Write out the entries verbatim and leave the images out of the copy.

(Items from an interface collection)
○ ○ ○ ○

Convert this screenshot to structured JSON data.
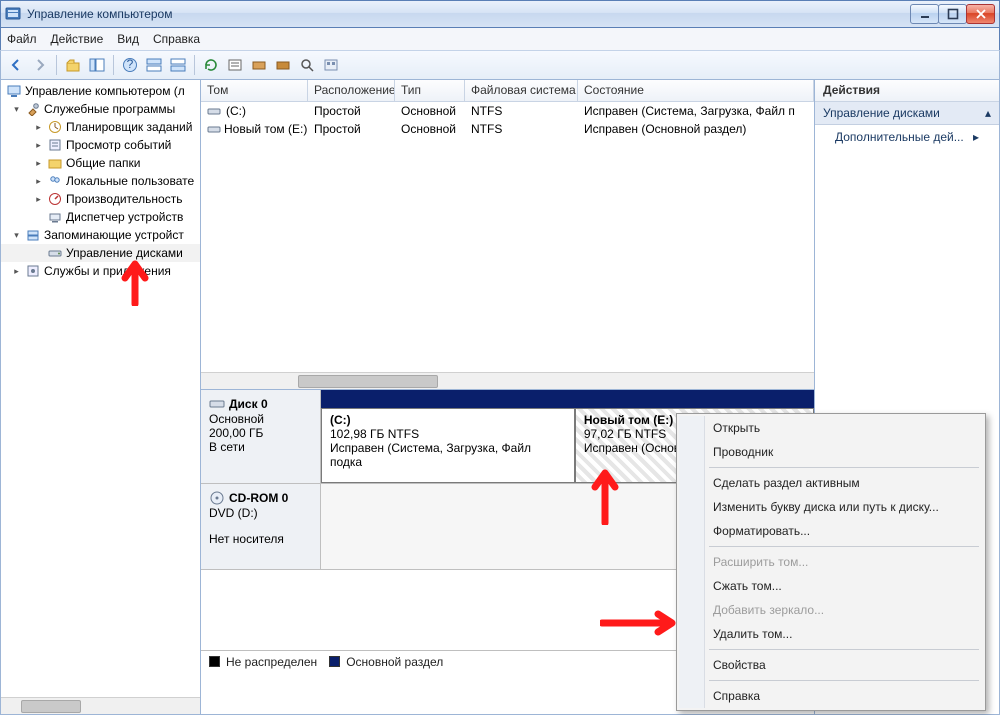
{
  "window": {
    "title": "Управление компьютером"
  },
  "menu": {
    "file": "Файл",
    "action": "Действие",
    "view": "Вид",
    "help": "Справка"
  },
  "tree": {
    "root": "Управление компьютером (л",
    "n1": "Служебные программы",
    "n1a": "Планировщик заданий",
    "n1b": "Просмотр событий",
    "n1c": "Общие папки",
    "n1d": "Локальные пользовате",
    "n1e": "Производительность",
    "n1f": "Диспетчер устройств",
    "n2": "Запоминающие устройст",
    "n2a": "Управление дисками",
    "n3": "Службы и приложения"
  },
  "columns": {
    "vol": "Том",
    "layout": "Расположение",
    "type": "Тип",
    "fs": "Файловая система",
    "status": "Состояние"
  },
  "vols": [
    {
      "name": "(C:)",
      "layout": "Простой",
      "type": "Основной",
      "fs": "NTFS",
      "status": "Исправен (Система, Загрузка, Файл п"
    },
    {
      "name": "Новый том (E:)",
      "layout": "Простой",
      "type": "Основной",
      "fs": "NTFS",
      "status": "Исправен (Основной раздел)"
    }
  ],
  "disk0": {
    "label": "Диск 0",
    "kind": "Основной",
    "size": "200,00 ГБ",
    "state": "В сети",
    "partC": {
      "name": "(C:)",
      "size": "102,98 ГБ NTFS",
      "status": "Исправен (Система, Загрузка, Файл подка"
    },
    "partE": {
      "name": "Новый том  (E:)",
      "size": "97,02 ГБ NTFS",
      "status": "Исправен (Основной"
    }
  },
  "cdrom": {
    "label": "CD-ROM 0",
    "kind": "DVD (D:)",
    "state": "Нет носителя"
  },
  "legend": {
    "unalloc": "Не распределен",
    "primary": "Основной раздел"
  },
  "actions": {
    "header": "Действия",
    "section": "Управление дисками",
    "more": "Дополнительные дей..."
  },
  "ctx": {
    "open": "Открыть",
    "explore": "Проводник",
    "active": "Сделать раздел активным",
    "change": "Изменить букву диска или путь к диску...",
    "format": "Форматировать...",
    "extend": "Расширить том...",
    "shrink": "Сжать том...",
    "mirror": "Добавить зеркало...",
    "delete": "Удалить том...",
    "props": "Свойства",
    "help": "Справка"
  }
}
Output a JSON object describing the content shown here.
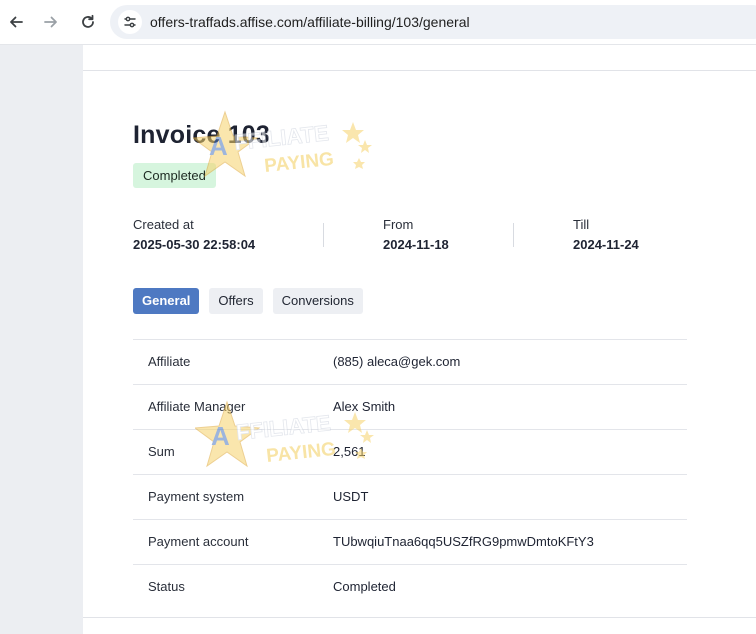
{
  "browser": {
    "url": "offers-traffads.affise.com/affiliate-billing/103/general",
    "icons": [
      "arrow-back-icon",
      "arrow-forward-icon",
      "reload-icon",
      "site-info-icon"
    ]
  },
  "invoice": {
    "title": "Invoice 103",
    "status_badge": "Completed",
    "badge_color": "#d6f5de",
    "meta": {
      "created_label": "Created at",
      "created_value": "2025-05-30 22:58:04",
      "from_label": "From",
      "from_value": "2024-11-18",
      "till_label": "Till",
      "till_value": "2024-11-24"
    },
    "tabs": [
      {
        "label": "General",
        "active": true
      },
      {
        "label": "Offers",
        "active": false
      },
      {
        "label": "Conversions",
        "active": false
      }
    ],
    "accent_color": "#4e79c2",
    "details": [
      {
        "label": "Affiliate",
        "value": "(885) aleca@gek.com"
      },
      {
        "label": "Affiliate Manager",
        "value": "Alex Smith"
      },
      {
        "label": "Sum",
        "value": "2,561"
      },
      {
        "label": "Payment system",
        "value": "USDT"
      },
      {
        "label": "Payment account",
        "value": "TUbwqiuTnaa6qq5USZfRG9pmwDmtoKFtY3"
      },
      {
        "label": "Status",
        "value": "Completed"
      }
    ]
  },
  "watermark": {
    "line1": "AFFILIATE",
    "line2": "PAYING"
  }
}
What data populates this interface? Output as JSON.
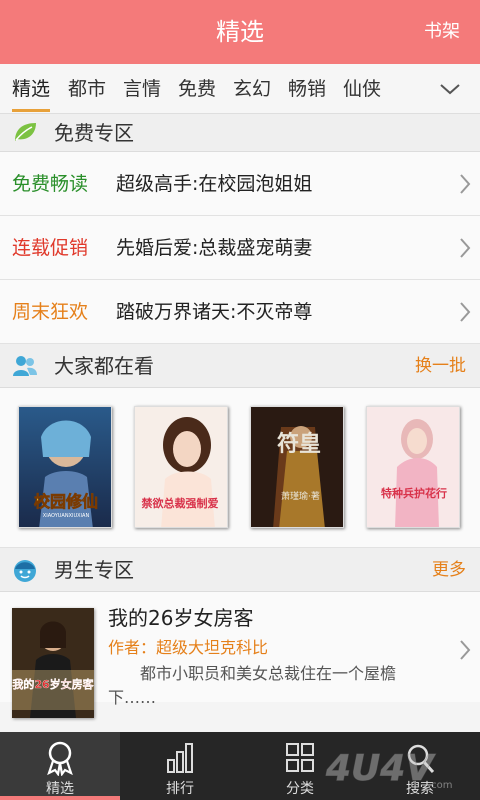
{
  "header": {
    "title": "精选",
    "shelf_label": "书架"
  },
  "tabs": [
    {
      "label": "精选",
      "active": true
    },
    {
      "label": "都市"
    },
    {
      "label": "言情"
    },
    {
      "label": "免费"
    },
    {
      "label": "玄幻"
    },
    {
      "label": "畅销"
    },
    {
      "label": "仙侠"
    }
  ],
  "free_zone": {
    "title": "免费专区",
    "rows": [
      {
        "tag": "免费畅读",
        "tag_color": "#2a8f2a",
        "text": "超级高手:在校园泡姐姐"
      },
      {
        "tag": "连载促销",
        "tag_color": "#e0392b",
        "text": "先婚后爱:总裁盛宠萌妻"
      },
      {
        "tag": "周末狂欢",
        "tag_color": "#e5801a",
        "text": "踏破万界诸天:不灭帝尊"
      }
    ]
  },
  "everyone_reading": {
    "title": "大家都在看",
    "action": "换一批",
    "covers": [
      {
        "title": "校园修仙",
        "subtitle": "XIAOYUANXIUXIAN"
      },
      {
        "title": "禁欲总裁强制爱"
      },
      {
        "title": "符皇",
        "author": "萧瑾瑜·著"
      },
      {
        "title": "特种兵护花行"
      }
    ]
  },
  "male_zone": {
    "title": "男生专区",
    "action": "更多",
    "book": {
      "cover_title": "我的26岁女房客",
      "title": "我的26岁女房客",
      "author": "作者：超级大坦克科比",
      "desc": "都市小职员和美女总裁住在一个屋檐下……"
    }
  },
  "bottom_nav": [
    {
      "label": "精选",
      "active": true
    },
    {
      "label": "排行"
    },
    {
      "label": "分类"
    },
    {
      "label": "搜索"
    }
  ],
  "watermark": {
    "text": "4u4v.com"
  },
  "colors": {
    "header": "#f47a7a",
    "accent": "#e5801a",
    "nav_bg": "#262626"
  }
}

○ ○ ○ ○

=== SOLUTION TO THIS TASK ===
Convert this screenshot to structured JSON data.
{
  "window": {
    "title": "Управление компьютером"
  },
  "menu": {
    "file": "Файл",
    "action": "Действие",
    "view": "Вид",
    "help": "Справка"
  },
  "tree": {
    "root": "Управление компьютером (л",
    "n1": "Служебные программы",
    "n1a": "Планировщик заданий",
    "n1b": "Просмотр событий",
    "n1c": "Общие папки",
    "n1d": "Локальные пользовате",
    "n1e": "Производительность",
    "n1f": "Диспетчер устройств",
    "n2": "Запоминающие устройст",
    "n2a": "Управление дисками",
    "n3": "Службы и приложения"
  },
  "columns": {
    "vol": "Том",
    "layout": "Расположение",
    "type": "Тип",
    "fs": "Файловая система",
    "status": "Состояние"
  },
  "vols": [
    {
      "name": "(C:)",
      "layout": "Простой",
      "type": "Основной",
      "fs": "NTFS",
      "status": "Исправен (Система, Загрузка, Файл п"
    },
    {
      "name": "Новый том (E:)",
      "layout": "Простой",
      "type": "Основной",
      "fs": "NTFS",
      "status": "Исправен (Основной раздел)"
    }
  ],
  "disk0": {
    "label": "Диск 0",
    "kind": "Основной",
    "size": "200,00 ГБ",
    "state": "В сети",
    "partC": {
      "name": "(C:)",
      "size": "102,98 ГБ NTFS",
      "status": "Исправен (Система, Загрузка, Файл подка"
    },
    "partE": {
      "name": "Новый том  (E:)",
      "size": "97,02 ГБ NTFS",
      "status": "Исправен (Основной"
    }
  },
  "cdrom": {
    "label": "CD-ROM 0",
    "kind": "DVD (D:)",
    "state": "Нет носителя"
  },
  "legend": {
    "unalloc": "Не распределен",
    "primary": "Основной раздел"
  },
  "actions": {
    "header": "Действия",
    "section": "Управление дисками",
    "more": "Дополнительные дей..."
  },
  "ctx": {
    "open": "Открыть",
    "explore": "Проводник",
    "active": "Сделать раздел активным",
    "change": "Изменить букву диска или путь к диску...",
    "format": "Форматировать...",
    "extend": "Расширить том...",
    "shrink": "Сжать том...",
    "mirror": "Добавить зеркало...",
    "delete": "Удалить том...",
    "props": "Свойства",
    "help": "Справка"
  }
}
Output a JSON object describing the content shown here.
{
  "browser": {
    "url": "offers-traffads.affise.com/affiliate-billing/103/general",
    "icons": [
      "arrow-back-icon",
      "arrow-forward-icon",
      "reload-icon",
      "site-info-icon"
    ]
  },
  "invoice": {
    "title": "Invoice 103",
    "status_badge": "Completed",
    "badge_color": "#d6f5de",
    "meta": {
      "created_label": "Created at",
      "created_value": "2025-05-30 22:58:04",
      "from_label": "From",
      "from_value": "2024-11-18",
      "till_label": "Till",
      "till_value": "2024-11-24"
    },
    "tabs": [
      {
        "label": "General",
        "active": true
      },
      {
        "label": "Offers",
        "active": false
      },
      {
        "label": "Conversions",
        "active": false
      }
    ],
    "accent_color": "#4e79c2",
    "details": [
      {
        "label": "Affiliate",
        "value": "(885) aleca@gek.com"
      },
      {
        "label": "Affiliate Manager",
        "value": "Alex Smith"
      },
      {
        "label": "Sum",
        "value": "2,561"
      },
      {
        "label": "Payment system",
        "value": "USDT"
      },
      {
        "label": "Payment account",
        "value": "TUbwqiuTnaa6qq5USZfRG9pmwDmtoKFtY3"
      },
      {
        "label": "Status",
        "value": "Completed"
      }
    ]
  },
  "watermark": {
    "line1": "AFFILIATE",
    "line2": "PAYING"
  }
}
What data populates this interface? Output as JSON.
{
  "header": {
    "title": "精选",
    "shelf_label": "书架"
  },
  "tabs": [
    {
      "label": "精选",
      "active": true
    },
    {
      "label": "都市"
    },
    {
      "label": "言情"
    },
    {
      "label": "免费"
    },
    {
      "label": "玄幻"
    },
    {
      "label": "畅销"
    },
    {
      "label": "仙侠"
    }
  ],
  "free_zone": {
    "title": "免费专区",
    "rows": [
      {
        "tag": "免费畅读",
        "tag_color": "#2a8f2a",
        "text": "超级高手:在校园泡姐姐"
      },
      {
        "tag": "连载促销",
        "tag_color": "#e0392b",
        "text": "先婚后爱:总裁盛宠萌妻"
      },
      {
        "tag": "周末狂欢",
        "tag_color": "#e5801a",
        "text": "踏破万界诸天:不灭帝尊"
      }
    ]
  },
  "everyone_reading": {
    "title": "大家都在看",
    "action": "换一批",
    "covers": [
      {
        "title": "校园修仙",
        "subtitle": "XIAOYUANXIUXIAN"
      },
      {
        "title": "禁欲总裁强制爱"
      },
      {
        "title": "符皇",
        "author": "萧瑾瑜·著"
      },
      {
        "title": "特种兵护花行"
      }
    ]
  },
  "male_zone": {
    "title": "男生专区",
    "action": "更多",
    "book": {
      "cover_title": "我的26岁女房客",
      "title": "我的26岁女房客",
      "author": "作者：超级大坦克科比",
      "desc": "都市小职员和美女总裁住在一个屋檐下……"
    }
  },
  "bottom_nav": [
    {
      "label": "精选",
      "active": true
    },
    {
      "label": "排行"
    },
    {
      "label": "分类"
    },
    {
      "label": "搜索"
    }
  ],
  "watermark": {
    "text": "4u4v.com"
  },
  "colors": {
    "header": "#f47a7a",
    "accent": "#e5801a",
    "nav_bg": "#262626"
  }
}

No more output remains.